Conserving Biodiversity Through Certification of Tropical Agroforestry Crops at Local and Landscape Scales
Version of Record online: 19 MAY 2014
Copyright and Photocopying: ©2014 The Authors. Conservation Letters published by Wiley Periodicals, Inc.
This is an open access article under the terms of the Creative Commons Attribution-NonCommercial-NoDerivs License, which permits use and distribution in any medium, provided the original work is properly cited, the use is non-commercial and no modifications or adaptations are made.
Volume 8, Issue 1, pages 14–23, January/February 2015
How to Cite
Tscharntke, T., Milder, J. C., Schroth, G., Clough, Y., DeClerck, F., Waldron, A., Rice, R. and Ghazoul, J. (2015), Conserving Biodiversity Through Certification of Tropical Agroforestry Crops at Local and Landscape Scales. Conservation Letters, 8: 14–23. doi: 10.1111/conl.12110
[The copyright line for this article was changed on February 18, 2015 after original online publication]
- Issue online: 26 FEB 2015
- Version of Record online: 19 MAY 2014
- Accepted manuscript online: 28 APR 2014 07:07AM EST
- Manuscript Accepted: 22 APR 2014
- Manuscript Received: 8 MAR 2014
- Agricultural intensification;
- sustainable management;
- market incentives;
- conservation effectiveness;
- smallholder farmers;
- spatial planning;
- voluntary sustainability standards;
- coffee and cocoa;
- ecosystem services
Voluntary sustainability standards and certification offer a promising mechanism to mitigate the severe negative impacts of agricultural expansion and intensification on tropical biodiversity.

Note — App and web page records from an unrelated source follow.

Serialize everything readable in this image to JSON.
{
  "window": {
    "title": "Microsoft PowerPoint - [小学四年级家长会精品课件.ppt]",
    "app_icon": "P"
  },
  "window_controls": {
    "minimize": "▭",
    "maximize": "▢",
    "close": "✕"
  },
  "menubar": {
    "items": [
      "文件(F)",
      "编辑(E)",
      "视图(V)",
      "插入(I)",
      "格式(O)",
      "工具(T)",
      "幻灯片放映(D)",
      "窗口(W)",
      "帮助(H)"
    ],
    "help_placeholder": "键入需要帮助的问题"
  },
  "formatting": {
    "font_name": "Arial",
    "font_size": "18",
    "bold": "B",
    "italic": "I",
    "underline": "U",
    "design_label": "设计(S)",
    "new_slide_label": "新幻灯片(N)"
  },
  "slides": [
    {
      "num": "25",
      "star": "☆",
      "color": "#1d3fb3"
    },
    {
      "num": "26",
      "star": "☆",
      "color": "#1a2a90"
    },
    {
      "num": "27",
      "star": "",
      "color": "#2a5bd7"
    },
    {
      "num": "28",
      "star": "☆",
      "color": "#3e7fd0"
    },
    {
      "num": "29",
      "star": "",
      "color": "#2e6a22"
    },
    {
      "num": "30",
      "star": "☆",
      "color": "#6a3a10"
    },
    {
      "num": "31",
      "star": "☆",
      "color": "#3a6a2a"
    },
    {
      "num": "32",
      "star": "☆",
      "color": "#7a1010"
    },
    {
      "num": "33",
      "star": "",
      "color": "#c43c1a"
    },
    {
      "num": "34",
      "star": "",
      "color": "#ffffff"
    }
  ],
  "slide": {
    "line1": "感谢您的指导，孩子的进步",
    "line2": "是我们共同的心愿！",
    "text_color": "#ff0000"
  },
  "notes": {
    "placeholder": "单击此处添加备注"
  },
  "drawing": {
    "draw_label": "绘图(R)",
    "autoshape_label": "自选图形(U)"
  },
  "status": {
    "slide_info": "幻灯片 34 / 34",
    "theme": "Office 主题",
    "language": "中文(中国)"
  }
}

From a conservation standpoint, certification of tropical agroforestry crops, especially coffee and cocoa, is of particular interest given the potentially high biodiversity value of agroforestry systems and the substantial market penetration of coffee and cocoa certification in recent years. Here, we review experience with coffee and cocoa certification, summarize evidence on conservation impacts, and explore future needs. While there is much evidence that environmental criteria behind certification support biodiversity conservation, it is less clear to what extent certification is the cause of improved conservation outcomes. Additionally, the farm-scale focus of current certification models may limit delivery of biodiversity conservation benefits, as maintenance of biodiversity depends on processes at larger landscape scales. To address this scale mismatch, we suggest that investment and innovation in certification over the next decade prioritize landscape conservation outcomes. This may be achieved by (1) linking existing certification mechanisms with broader landscape and ecosystem service management approaches and/or (2) expanding current certification models to consider the landscape itself as the certified unit.